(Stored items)

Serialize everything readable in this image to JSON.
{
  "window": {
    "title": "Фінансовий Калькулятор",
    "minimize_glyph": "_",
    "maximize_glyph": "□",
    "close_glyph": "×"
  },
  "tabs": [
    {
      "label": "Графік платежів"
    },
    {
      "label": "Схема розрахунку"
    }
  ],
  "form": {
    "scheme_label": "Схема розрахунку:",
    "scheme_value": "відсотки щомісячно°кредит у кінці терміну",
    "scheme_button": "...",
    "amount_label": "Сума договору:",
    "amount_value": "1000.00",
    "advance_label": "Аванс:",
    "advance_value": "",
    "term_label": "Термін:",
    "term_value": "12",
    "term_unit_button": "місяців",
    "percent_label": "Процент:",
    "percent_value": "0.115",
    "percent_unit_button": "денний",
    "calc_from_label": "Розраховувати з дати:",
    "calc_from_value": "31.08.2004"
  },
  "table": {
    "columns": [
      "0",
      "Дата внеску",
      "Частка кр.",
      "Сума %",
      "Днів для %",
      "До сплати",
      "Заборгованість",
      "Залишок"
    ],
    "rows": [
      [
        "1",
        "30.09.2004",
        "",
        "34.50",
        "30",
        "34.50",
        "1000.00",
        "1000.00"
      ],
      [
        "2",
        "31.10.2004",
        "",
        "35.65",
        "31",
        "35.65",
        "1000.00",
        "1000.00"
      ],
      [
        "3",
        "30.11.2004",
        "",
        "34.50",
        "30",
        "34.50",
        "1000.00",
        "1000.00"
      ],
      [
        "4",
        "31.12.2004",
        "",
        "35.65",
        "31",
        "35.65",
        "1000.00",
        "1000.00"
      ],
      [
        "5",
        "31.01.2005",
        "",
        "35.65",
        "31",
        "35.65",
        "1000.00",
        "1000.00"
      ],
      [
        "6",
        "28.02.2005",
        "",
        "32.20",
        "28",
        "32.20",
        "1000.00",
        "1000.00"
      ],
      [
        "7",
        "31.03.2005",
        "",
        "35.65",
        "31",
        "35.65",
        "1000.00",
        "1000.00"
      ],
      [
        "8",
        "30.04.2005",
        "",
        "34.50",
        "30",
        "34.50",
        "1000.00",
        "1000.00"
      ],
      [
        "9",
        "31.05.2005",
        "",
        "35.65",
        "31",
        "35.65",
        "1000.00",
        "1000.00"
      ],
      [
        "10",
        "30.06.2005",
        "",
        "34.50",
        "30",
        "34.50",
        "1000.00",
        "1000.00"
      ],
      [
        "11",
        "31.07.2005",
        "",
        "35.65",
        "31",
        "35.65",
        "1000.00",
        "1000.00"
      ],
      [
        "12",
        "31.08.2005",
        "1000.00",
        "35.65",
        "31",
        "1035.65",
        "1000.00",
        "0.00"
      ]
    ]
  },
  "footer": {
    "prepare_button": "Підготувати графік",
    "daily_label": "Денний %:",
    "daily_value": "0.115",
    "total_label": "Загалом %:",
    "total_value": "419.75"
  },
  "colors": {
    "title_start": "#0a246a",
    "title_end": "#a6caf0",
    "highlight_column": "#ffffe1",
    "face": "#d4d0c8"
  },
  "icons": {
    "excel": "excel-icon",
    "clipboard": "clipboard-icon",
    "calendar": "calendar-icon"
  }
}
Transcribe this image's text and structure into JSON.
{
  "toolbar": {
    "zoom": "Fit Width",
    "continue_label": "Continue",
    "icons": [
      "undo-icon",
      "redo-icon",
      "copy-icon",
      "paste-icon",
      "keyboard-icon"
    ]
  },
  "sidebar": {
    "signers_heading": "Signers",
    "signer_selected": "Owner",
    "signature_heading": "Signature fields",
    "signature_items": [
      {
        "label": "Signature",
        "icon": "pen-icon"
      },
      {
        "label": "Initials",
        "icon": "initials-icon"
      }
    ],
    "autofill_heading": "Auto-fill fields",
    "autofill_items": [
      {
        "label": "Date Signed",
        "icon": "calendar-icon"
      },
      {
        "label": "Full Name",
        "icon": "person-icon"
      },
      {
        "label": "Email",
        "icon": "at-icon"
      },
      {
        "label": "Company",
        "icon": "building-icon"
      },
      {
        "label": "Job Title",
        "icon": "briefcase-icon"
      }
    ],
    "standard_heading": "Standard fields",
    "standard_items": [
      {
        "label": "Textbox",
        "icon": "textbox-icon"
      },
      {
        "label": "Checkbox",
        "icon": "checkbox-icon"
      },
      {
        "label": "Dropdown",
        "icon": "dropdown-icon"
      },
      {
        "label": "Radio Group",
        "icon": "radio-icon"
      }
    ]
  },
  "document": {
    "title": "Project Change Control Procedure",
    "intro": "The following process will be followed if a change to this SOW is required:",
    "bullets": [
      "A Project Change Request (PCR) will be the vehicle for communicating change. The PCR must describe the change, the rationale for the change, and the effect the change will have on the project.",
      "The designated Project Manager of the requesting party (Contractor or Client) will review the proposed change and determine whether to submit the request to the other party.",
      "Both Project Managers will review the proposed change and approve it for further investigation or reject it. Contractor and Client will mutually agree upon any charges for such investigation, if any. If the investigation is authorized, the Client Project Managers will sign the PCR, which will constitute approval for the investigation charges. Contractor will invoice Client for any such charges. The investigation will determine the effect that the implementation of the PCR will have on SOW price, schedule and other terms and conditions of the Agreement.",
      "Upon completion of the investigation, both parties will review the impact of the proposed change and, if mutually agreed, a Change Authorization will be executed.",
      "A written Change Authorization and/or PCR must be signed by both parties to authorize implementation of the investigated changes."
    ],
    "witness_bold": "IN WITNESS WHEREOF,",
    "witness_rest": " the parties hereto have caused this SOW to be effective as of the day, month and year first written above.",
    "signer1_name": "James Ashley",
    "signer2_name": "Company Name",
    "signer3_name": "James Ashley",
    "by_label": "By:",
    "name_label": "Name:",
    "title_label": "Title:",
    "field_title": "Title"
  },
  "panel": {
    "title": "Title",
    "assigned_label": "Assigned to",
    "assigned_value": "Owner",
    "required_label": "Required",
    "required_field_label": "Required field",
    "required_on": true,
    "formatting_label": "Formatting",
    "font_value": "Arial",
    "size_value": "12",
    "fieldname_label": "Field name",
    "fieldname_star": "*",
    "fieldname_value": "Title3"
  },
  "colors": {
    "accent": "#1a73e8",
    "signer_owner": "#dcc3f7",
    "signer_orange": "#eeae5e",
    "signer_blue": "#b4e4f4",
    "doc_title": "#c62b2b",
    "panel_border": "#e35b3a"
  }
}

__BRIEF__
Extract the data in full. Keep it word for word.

__RESPONSE AREA__
Serialize everything readable in this image to JSON.
{
  "window": {
    "title": "Фінансовий Калькулятор",
    "minimize_glyph": "_",
    "maximize_glyph": "□",
    "close_glyph": "×"
  },
  "tabs": [
    {
      "label": "Графік платежів"
    },
    {
      "label": "Схема розрахунку"
    }
  ],
  "form": {
    "scheme_label": "Схема розрахунку:",
    "scheme_value": "відсотки щомісячно°кредит у кінці терміну",
    "scheme_button": "...",
    "amount_label": "Сума договору:",
    "amount_value": "1000.00",
    "advance_label": "Аванс:",
    "advance_value": "",
    "term_label": "Термін:",
    "term_value": "12",
    "term_unit_button": "місяців",
    "percent_label": "Процент:",
    "percent_value": "0.115",
    "percent_unit_button": "денний",
    "calc_from_label": "Розраховувати з дати:",
    "calc_from_value": "31.08.2004"
  },
  "table": {
    "columns": [
      "0",
      "Дата внеску",
      "Частка кр.",
      "Сума %",
      "Днів для %",
      "До сплати",
      "Заборгованість",
      "Залишок"
    ],
    "rows": [
      [
        "1",
        "30.09.2004",
        "",
        "34.50",
        "30",
        "34.50",
        "1000.00",
        "1000.00"
      ],
      [
        "2",
        "31.10.2004",
        "",
        "35.65",
        "31",
        "35.65",
        "1000.00",
        "1000.00"
      ],
      [
        "3",
        "30.11.2004",
        "",
        "34.50",
        "30",
        "34.50",
        "1000.00",
        "1000.00"
      ],
      [
        "4",
        "31.12.2004",
        "",
        "35.65",
        "31",
        "35.65",
        "1000.00",
        "1000.00"
      ],
      [
        "5",
        "31.01.2005",
        "",
        "35.65",
        "31",
        "35.65",
        "1000.00",
        "1000.00"
      ],
      [
        "6",
        "28.02.2005",
        "",
        "32.20",
        "28",
        "32.20",
        "1000.00",
        "1000.00"
      ],
      [
        "7",
        "31.03.2005",
        "",
        "35.65",
        "31",
        "35.65",
        "1000.00",
        "1000.00"
      ],
      [
        "8",
        "30.04.2005",
        "",
        "34.50",
        "30",
        "34.50",
        "1000.00",
        "1000.00"
      ],
      [
        "9",
        "31.05.2005",
        "",
        "35.65",
        "31",
        "35.65",
        "1000.00",
        "1000.00"
      ],
      [
        "10",
        "30.06.2005",
        "",
        "34.50",
        "30",
        "34.50",
        "1000.00",
        "1000.00"
      ],
      [
        "11",
        "31.07.2005",
        "",
        "35.65",
        "31",
        "35.65",
        "1000.00",
        "1000.00"
      ],
      [
        "12",
        "31.08.2005",
        "1000.00",
        "35.65",
        "31",
        "1035.65",
        "1000.00",
        "0.00"
      ]
    ]
  },
  "footer": {
    "prepare_button": "Підготувати графік",
    "daily_label": "Денний %:",
    "daily_value": "0.115",
    "total_label": "Загалом %:",
    "total_value": "419.75"
  },
  "colors": {
    "title_start": "#0a246a",
    "title_end": "#a6caf0",
    "highlight_column": "#ffffe1",
    "face": "#d4d0c8"
  },
  "icons": {
    "excel": "excel-icon",
    "clipboard": "clipboard-icon",
    "calendar": "calendar-icon"
  }
}
Transcribe this image's text and structure into JSON.
{
  "toolbar": {
    "zoom": "Fit Width",
    "continue_label": "Continue",
    "icons": [
      "undo-icon",
      "redo-icon",
      "copy-icon",
      "paste-icon",
      "keyboard-icon"
    ]
  },
  "sidebar": {
    "signers_heading": "Signers",
    "signer_selected": "Owner",
    "signature_heading": "Signature fields",
    "signature_items": [
      {
        "label": "Signature",
        "icon": "pen-icon"
      },
      {
        "label": "Initials",
        "icon": "initials-icon"
      }
    ],
    "autofill_heading": "Auto-fill fields",
    "autofill_items": [
      {
        "label": "Date Signed",
        "icon": "calendar-icon"
      },
      {
        "label": "Full Name",
        "icon": "person-icon"
      },
      {
        "label": "Email",
        "icon": "at-icon"
      },
      {
        "label": "Company",
        "icon": "building-icon"
      },
      {
        "label": "Job Title",
        "icon": "briefcase-icon"
      }
    ],
    "standard_heading": "Standard fields",
    "standard_items": [
      {
        "label": "Textbox",
        "icon": "textbox-icon"
      },
      {
        "label": "Checkbox",
        "icon": "checkbox-icon"
      },
      {
        "label": "Dropdown",
        "icon": "dropdown-icon"
      },
      {
        "label": "Radio Group",
        "icon": "radio-icon"
      }
    ]
  },
  "document": {
    "title": "Project Change Control Procedure",
    "intro": "The following process will be followed if a change to this SOW is required:",
    "bullets": [
      "A Project Change Request (PCR) will be the vehicle for communicating change. The PCR must describe the change, the rationale for the change, and the effect the change will have on the project.",
      "The designated Project Manager of the requesting party (Contractor or Client) will review the proposed change and determine whether to submit the request to the other party.",
      "Both Project Managers will review the proposed change and approve it for further investigation or reject it. Contractor and Client will mutually agree upon any charges for such investigation, if any. If the investigation is authorized, the Client Project Managers will sign the PCR, which will constitute approval for the investigation charges. Contractor will invoice Client for any such charges. The investigation will determine the effect that the implementation of the PCR will have on SOW price, schedule and other terms and conditions of the Agreement.",
      "Upon completion of the investigation, both parties will review the impact of the proposed change and, if mutually agreed, a Change Authorization will be executed.",
      "A written Change Authorization and/or PCR must be signed by both parties to authorize implementation of the investigated changes."
    ],
    "witness_bold": "IN WITNESS WHEREOF,",
    "witness_rest": " the parties hereto have caused this SOW to be effective as of the day, month and year first written above.",
    "signer1_name": "James Ashley",
    "signer2_name": "Company Name",
    "signer3_name": "James Ashley",
    "by_label": "By:",
    "name_label": "Name:",
    "title_label": "Title:",
    "field_title": "Title"
  },
  "panel": {
    "title": "Title",
    "assigned_label": "Assigned to",
    "assigned_value": "Owner",
    "required_label": "Required",
    "required_field_label": "Required field",
    "required_on": true,
    "formatting_label": "Formatting",
    "font_value": "Arial",
    "size_value": "12",
    "fieldname_label": "Field name",
    "fieldname_star": "*",
    "fieldname_value": "Title3"
  },
  "colors": {
    "accent": "#1a73e8",
    "signer_owner": "#dcc3f7",
    "signer_orange": "#eeae5e",
    "signer_blue": "#b4e4f4",
    "doc_title": "#c62b2b",
    "panel_border": "#e35b3a"
  }
}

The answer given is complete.